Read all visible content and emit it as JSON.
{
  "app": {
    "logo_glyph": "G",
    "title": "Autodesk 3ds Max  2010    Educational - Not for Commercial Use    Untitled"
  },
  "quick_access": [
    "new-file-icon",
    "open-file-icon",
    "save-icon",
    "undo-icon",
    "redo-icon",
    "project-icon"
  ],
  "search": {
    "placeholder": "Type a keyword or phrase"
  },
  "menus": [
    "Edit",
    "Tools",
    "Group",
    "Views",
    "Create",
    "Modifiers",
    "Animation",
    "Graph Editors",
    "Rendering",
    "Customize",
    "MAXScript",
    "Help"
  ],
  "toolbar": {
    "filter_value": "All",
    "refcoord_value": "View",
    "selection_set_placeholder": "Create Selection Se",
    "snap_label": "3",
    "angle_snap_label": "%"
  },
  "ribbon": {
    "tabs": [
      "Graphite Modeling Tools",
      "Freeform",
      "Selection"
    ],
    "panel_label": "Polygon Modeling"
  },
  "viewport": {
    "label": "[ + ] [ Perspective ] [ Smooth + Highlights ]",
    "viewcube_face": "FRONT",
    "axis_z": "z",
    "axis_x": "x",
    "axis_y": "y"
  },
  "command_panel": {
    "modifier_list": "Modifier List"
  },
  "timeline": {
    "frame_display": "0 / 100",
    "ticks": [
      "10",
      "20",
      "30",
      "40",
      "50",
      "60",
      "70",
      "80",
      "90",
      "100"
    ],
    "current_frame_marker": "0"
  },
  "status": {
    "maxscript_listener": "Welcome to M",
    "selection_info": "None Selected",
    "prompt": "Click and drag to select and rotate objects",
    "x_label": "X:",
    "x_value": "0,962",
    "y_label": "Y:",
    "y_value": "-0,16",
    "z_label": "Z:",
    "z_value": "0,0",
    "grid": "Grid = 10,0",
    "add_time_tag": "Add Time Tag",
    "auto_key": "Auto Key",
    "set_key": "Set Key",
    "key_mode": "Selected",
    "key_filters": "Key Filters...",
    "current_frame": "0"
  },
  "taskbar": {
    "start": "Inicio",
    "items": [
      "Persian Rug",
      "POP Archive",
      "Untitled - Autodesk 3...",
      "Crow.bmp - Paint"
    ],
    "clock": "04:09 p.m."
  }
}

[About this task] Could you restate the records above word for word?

[Response area]
Read all visible content and emit it as JSON.
{
  "app": {
    "logo_glyph": "G",
    "title": "Autodesk 3ds Max  2010    Educational - Not for Commercial Use    Untitled"
  },
  "quick_access": [
    "new-file-icon",
    "open-file-icon",
    "save-icon",
    "undo-icon",
    "redo-icon",
    "project-icon"
  ],
  "search": {
    "placeholder": "Type a keyword or phrase"
  },
  "menus": [
    "Edit",
    "Tools",
    "Group",
    "Views",
    "Create",
    "Modifiers",
    "Animation",
    "Graph Editors",
    "Rendering",
    "Customize",
    "MAXScript",
    "Help"
  ],
  "toolbar": {
    "filter_value": "All",
    "refcoord_value": "View",
    "selection_set_placeholder": "Create Selection Se",
    "snap_label": "3",
    "angle_snap_label": "%"
  },
  "ribbon": {
    "tabs": [
      "Graphite Modeling Tools",
      "Freeform",
      "Selection"
    ],
    "panel_label": "Polygon Modeling"
  },
  "viewport": {
    "label": "[ + ] [ Perspective ] [ Smooth + Highlights ]",
    "viewcube_face": "FRONT",
    "axis_z": "z",
    "axis_x": "x",
    "axis_y": "y"
  },
  "command_panel": {
    "modifier_list": "Modifier List"
  },
  "timeline": {
    "frame_display": "0 / 100",
    "ticks": [
      "10",
      "20",
      "30",
      "40",
      "50",
      "60",
      "70",
      "80",
      "90",
      "100"
    ],
    "current_frame_marker": "0"
  },
  "status": {
    "maxscript_listener": "Welcome to M",
    "selection_info": "None Selected",
    "prompt": "Click and drag to select and rotate objects",
    "x_label": "X:",
    "x_value": "0,962",
    "y_label": "Y:",
    "y_value": "-0,16",
    "z_label": "Z:",
    "z_value": "0,0",
    "grid": "Grid = 10,0",
    "add_time_tag": "Add Time Tag",
    "auto_key": "Auto Key",
    "set_key": "Set Key",
    "key_mode": "Selected",
    "key_filters": "Key Filters...",
    "current_frame": "0"
  },
  "taskbar": {
    "start": "Inicio",
    "items": [
      "Persian Rug",
      "POP Archive",
      "Untitled - Autodesk 3...",
      "Crow.bmp - Paint"
    ],
    "clock": "04:09 p.m."
  }
}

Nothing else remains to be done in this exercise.